More importantly, the original film had “Evil” Ed. Ed, played by Stephen Geoffreys, has this bizarre intensity that kinda captivates you. In an early scene, he mentions a pair of murders he heard about over the police band. While he starts out a bit timid and quiet, he eventually breaks into a joyous cackle when announcing that the bodies were decapitated. Geoffreys really gets all the best lines and scenes, particularly the one where Jerry appeals to his outcast nature in order to turn him. It’s good stuff.
Fright Night 2 doesn’t have that. What it does have is the guy who voiced Pumbaa in The Lion King as a psychiatrist. A vampire psychiatrist!

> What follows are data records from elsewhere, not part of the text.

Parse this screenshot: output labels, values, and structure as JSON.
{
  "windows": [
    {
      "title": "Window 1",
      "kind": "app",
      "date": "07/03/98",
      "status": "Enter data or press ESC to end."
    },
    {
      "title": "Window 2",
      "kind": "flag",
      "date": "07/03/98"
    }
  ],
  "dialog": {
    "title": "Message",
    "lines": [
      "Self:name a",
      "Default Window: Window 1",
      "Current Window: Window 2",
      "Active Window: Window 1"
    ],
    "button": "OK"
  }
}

So…that’s something. He actually gets one of the funnier scenes in which he uses his vampire powers to control a train crossing sign and then essentially kills himself. It’s funnier in the film, I swear.
Honestly, it’s not all bad. While Regine herself is beyond dull, the crew she hangs out with is just bizarre enough to be worthwhile. Let’s run through them!

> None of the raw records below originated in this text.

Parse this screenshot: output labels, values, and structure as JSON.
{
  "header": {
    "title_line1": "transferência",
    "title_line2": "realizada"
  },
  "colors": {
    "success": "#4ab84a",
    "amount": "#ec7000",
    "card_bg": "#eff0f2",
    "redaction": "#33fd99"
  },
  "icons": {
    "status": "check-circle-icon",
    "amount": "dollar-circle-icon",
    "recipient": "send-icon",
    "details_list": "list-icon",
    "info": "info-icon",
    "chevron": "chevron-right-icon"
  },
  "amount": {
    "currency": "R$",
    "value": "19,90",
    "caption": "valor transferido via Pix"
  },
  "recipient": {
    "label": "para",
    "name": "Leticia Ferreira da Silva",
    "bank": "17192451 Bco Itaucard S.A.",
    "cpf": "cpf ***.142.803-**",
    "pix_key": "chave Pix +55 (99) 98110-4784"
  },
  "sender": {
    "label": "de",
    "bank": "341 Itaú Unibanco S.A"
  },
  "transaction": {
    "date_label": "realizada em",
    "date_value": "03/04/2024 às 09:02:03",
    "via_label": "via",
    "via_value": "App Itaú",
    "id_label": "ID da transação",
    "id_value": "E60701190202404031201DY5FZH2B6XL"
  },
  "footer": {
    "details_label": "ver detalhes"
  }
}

Brian “Shao Kahn” Thompson plays Bozworth. He’s Regine’s driver who not only eats bugs a la Renfield, but also appears to be made of bugs a la Oogie Boogie. What a delightful mishmash of characters.***
Jon Gries plays Louie. While I’ve seen him called a werewolf, I’m pretty sure he’s just a vampire who digs the wolfman look that “Evil” Ed sported for a bit in Fright Night a bit too much. Either way, he’s a lot of fun and usually gets the movie’s best lines (“How ’bout that classical music? Tits, huh!?”)
And then there’s Belle…the rollerskating tranny vampire. Seriously.
Most of the film just kinda follows these characters around as they fritter about their everyday lives. Sadly, the everyday life of a vampire is not as fascinating as other movies might lead you to believe. They don’t even play baseball! They go bowling, though. So that’s pretty nifty.
If you can make it all the way to the finale of the film, there’s some fun special effects and gorey stuff. People fall off buildings, get their faces melted off, etc. But it’s all pretty quick and kinda meh at the same time. I should not be going “meh” at the sight of face-melting, Fright Night 2!
You would think that with rollervamps and not one, but two bowling scenes, this movie would be an instant classic, but alas it is not. What can I say, lightning doesn’t always strike twice. What a weird saying. Does lightning usually strike twice? I feel it odd that we would expect it to. Or is that the saying at all? I know there’s something about catching it in a bottle. Like a ship. I’m gettting confused. Drop me a line with your thoughts on the matter…or Fright Night. Whatever, I’m not picky.
*I always found it interesting that Charlie is set up as loving “Fright Night” and Peter Vincent and all that jazz, but has to go to “Evil” Ed for advice on warding off vampires. Guess he just doesn’t pay that much attention to the movies.
**I never mention her again
***Hi. That’s it. Just wanted to say hello. How have you been?
Behind every great book adaptation is a forgettable first try. — By Ryan Covey